Problem requirements
Your response needs to be the data below, retyped exactly.

== Data shown

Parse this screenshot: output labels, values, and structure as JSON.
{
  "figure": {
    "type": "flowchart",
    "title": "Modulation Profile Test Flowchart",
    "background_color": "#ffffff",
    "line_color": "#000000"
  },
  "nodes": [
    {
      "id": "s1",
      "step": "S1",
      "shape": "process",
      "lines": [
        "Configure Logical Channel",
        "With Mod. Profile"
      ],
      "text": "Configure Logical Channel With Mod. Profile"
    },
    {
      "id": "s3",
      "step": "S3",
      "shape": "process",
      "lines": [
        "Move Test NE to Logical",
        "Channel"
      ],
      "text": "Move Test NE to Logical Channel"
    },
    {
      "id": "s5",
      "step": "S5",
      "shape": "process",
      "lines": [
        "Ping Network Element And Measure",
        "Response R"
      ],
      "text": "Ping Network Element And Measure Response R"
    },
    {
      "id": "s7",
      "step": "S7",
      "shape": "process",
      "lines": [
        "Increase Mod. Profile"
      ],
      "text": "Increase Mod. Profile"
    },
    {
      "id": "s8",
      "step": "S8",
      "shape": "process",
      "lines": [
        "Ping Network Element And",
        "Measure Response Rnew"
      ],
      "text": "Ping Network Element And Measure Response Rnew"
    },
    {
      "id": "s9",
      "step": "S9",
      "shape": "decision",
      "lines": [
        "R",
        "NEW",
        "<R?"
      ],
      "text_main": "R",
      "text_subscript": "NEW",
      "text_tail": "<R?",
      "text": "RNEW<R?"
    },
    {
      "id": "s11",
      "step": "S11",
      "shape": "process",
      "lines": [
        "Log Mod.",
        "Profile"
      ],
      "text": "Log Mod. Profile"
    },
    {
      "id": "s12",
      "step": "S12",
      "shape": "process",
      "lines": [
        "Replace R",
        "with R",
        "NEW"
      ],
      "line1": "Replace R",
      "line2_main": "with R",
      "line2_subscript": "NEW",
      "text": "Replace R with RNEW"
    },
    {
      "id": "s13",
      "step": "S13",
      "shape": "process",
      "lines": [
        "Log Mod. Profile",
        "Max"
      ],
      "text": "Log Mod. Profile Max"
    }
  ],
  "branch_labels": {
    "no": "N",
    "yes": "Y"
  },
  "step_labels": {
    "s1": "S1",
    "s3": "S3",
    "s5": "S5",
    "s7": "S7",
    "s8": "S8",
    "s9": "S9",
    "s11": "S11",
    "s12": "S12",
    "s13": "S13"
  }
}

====

Written solution
Parse this screenshot: output labels, values, and structure as JSON.
{
  "figure": {
    "type": "flowchart",
    "title": "Modulation Profile Test Flowchart",
    "background_color": "#ffffff",
    "line_color": "#000000"
  },
  "nodes": [
    {
      "id": "s1",
      "step": "S1",
      "shape": "process",
      "lines": [
        "Configure Logical Channel",
        "With Mod. Profile"
      ],
      "text": "Configure Logical Channel With Mod. Profile"
    },
    {
      "id": "s3",
      "step": "S3",
      "shape": "process",
      "lines": [
        "Move Test NE to Logical",
        "Channel"
      ],
      "text": "Move Test NE to Logical Channel"
    },
    {
      "id": "s5",
      "step": "S5",
      "shape": "process",
      "lines": [
        "Ping Network Element And Measure",
        "Response R"
      ],
      "text": "Ping Network Element And Measure Response R"
    },
    {
      "id": "s7",
      "step": "S7",
      "shape": "process",
      "lines": [
        "Increase Mod. Profile"
      ],
      "text": "Increase Mod. Profile"
    },
    {
      "id": "s8",
      "step": "S8",
      "shape": "process",
      "lines": [
        "Ping Network Element And",
        "Measure Response Rnew"
      ],
      "text": "Ping Network Element And Measure Response Rnew"
    },
    {
      "id": "s9",
      "step": "S9",
      "shape": "decision",
      "lines": [
        "R",
        "NEW",
        "<R?"
      ],
      "text_main": "R",
      "text_subscript": "NEW",
      "text_tail": "<R?",
      "text": "RNEW<R?"
    },
    {
      "id": "s11",
      "step": "S11",
      "shape": "process",
      "lines": [
        "Log Mod.",
        "Profile"
      ],
      "text": "Log Mod. Profile"
    },
    {
      "id": "s12",
      "step": "S12",
      "shape": "process",
      "lines": [
        "Replace R",
        "with R",
        "NEW"
      ],
      "line1": "Replace R",
      "line2_main": "with R",
      "line2_subscript": "NEW",
      "text": "Replace R with RNEW"
    },
    {
      "id": "s13",
      "step": "S13",
      "shape": "process",
      "lines": [
        "Log Mod. Profile",
        "Max"
      ],
      "text": "Log Mod. Profile Max"
    }
  ],
  "branch_labels": {
    "no": "N",
    "yes": "Y"
  },
  "step_labels": {
    "s1": "S1",
    "s3": "S3",
    "s5": "S5",
    "s7": "S7",
    "s8": "S8",
    "s9": "S9",
    "s11": "S11",
    "s12": "S12",
    "s13": "S13"
  }
}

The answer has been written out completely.